PROBLEM DETAILS:
Return each line of the listing that follows in which the string "this" can be found.
○ ○ ○
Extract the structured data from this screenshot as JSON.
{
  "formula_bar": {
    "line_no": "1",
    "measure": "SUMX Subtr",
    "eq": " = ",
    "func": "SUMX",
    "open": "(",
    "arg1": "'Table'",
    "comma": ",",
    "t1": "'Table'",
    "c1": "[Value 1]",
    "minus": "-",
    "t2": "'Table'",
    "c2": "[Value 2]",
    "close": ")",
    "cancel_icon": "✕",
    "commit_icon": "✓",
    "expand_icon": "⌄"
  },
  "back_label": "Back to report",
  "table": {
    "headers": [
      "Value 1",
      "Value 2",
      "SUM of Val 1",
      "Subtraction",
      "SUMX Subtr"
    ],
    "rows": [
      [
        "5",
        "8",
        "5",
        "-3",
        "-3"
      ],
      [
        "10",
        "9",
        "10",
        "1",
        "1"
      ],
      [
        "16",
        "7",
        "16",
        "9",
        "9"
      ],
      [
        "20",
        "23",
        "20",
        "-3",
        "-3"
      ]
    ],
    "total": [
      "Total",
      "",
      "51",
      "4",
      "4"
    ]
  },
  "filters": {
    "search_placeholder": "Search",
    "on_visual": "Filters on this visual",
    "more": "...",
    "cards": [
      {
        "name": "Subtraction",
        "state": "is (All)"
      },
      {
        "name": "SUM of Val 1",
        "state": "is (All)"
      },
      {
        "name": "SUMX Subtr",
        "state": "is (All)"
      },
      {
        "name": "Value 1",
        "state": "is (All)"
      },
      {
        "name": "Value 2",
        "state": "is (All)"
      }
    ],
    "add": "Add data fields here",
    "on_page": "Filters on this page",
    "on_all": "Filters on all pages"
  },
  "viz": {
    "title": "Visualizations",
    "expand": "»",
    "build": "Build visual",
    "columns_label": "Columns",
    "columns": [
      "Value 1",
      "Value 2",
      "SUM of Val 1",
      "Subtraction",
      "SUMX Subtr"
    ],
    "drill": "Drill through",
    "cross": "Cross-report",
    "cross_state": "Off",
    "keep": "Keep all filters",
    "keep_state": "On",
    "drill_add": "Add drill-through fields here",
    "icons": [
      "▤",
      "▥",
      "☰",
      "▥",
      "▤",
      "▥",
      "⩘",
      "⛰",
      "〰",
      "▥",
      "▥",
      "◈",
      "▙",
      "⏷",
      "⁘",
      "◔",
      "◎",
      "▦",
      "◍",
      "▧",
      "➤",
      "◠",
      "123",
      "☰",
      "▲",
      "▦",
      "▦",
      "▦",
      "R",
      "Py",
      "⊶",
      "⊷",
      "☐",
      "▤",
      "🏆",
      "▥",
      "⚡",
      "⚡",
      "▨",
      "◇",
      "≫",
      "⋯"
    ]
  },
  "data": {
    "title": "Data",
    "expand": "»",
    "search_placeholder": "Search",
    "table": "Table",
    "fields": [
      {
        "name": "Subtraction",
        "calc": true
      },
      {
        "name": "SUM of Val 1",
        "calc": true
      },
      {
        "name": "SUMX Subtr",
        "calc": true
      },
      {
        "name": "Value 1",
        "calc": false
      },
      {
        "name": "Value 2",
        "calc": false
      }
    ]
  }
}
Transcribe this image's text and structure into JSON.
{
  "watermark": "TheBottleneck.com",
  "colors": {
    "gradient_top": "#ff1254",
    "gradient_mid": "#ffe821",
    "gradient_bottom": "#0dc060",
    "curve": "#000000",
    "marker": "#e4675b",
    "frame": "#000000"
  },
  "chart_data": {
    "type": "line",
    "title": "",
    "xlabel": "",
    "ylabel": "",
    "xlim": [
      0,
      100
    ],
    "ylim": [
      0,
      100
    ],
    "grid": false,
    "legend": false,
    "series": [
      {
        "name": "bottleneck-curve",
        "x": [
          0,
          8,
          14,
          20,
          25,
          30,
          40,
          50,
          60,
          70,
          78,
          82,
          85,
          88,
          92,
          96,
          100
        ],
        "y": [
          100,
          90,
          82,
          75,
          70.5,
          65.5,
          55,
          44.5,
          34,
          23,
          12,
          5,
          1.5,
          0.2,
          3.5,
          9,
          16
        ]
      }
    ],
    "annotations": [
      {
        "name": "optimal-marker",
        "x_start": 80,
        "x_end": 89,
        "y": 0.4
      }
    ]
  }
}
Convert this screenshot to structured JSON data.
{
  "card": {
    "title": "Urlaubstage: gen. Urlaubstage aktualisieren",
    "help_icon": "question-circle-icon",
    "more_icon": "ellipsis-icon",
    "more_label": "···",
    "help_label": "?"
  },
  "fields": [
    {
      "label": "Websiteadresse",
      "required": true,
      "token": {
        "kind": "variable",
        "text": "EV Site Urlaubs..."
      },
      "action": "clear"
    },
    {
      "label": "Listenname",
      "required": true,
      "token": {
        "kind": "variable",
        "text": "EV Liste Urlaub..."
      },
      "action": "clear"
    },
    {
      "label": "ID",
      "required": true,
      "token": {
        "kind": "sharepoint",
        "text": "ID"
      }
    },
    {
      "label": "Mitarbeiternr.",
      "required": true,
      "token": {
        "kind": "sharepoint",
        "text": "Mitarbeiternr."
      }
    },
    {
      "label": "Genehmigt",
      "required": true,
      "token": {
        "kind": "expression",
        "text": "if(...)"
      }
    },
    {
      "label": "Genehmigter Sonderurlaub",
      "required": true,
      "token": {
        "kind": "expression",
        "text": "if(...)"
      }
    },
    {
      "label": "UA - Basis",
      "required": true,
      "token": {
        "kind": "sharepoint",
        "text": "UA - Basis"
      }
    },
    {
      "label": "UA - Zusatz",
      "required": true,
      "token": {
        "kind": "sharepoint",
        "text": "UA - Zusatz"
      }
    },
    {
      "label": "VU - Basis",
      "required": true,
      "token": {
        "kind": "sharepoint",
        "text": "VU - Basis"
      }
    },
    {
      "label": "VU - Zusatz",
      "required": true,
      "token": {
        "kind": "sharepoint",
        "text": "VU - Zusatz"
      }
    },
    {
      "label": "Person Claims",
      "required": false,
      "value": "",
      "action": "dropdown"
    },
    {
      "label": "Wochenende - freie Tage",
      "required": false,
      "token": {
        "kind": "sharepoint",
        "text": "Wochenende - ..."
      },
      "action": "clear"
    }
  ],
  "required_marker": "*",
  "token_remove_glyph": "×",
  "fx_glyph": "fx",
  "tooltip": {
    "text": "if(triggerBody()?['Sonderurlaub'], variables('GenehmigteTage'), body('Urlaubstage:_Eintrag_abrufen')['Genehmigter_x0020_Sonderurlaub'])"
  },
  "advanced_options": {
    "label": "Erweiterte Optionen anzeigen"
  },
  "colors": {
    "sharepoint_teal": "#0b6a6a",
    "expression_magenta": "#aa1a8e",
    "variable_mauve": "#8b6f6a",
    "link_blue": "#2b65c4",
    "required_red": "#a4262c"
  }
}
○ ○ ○
WRITTEN RESPONSE:
Extract the structured data from this screenshot as JSON.
    "on_visual": "Filters on this visual",
    "on_page": "Filters on this page",
Transcribe this image's text and structure into JSON.
Convert this screenshot to structured JSON data.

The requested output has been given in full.